French Past Tenses and Perfect Tenses
The passé composé is the most common French past tense, often used in conjunction with the imperfect.
The French imperfect (imparfait) is a descriptive past tense which indicates an ongoing state of being or a repeated or incomplete action.
French Past Tenses - Passé composé vs Imperfect
During the first year of French study, every student becomes aware of the troublesome relationship between the two main past tenses: imperfect and passé composé. This lesson compares and contrasts the usage of these two French verb tenses.
Use this verbal construction to talk about something that just happened.
French Past Participle
The participe passé is the French equivalent of the -ed form of English verbs. It is used in compound tenses, in the passive voice, and as an adjective.
The passé simple is the literary equivalent of the passé composé, used only in formal writing and speech. Learn all about the French passé simple.
French Past Perfect - Pluperfect
The French past perfect, or pluperfect, is used to indicate an action in the past that occurred before another action in the past
French Imperfect Subjunctive
The French imperfect subjunctive (imparfait du subjonctif) is a literary verb form used in formal writing, such as literature, journalism, and history. Like all literary verb forms, you really only need to be able to recognize it, not use it.
French Past Anterior
The French past anterior is the literary equivalent of the pluperfect. It is used in literature and historical accounts to indicate an action in the past that occurred before another action in the past. Because it is a literary tense, you don't need to practice conjugating it, but it is important for you to be able to recognize it.
French Past Imperative - Impératif passé
The French past imperative gives a command for something that must be done before a certain time.
French Past Subjunctive
The past subjunctive is used for the same reasons as the present subjunctive - to express emotion, doubts, etc.
French Perfect Participle ~ Passé composé du participe présent
The French perfect participle gives a command for something that must be done before a certain time.
French Pluperfect Subjunctive
The French pluperfect subjunctive is the least common literary tense - it's the literary equivalent of the past subjunctive.Like all literary tenses, the pluperfect subjunctive is used only in literature, historical writings, and other very formal writing, so it is important to be able to recognize it but chances are that you will never in your...
French Conditional Perfect - Past Conditional
The French conditional perfect, or past conditional, is usually used just like the English conditional perfect: to express action that would have occurred if in the past circumstances had been different.
Second form of the French conditional perfect
The second form of the French conditional perfect is a rather strange verb tense/mood. It is the literary equivalent of the conditional perfect and can easily be mistaken for the pluperfect subjunctive, since they are conjugated identically.

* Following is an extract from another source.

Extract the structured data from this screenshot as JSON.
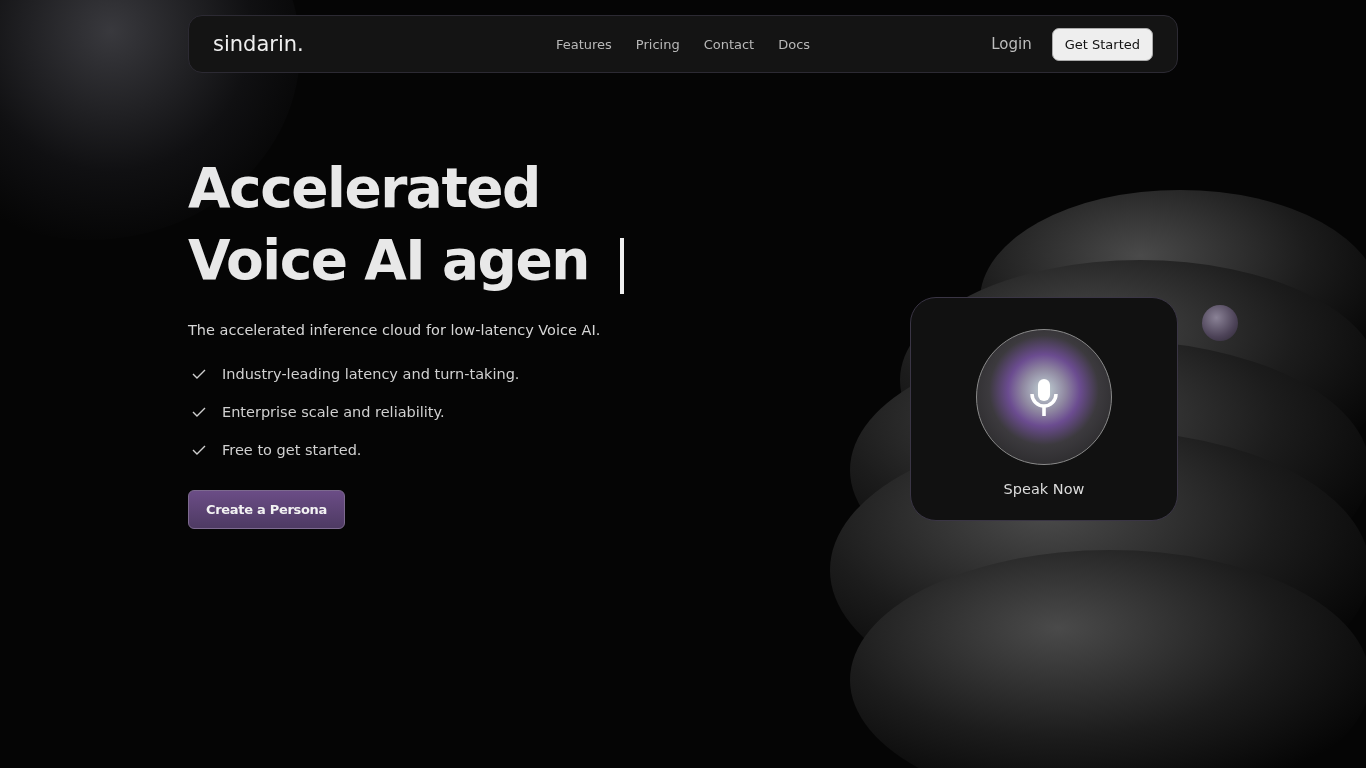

French Future Perfect
The French future perfect is most commonly used to describe an action that will have happened or will be finished by a specific point in the future.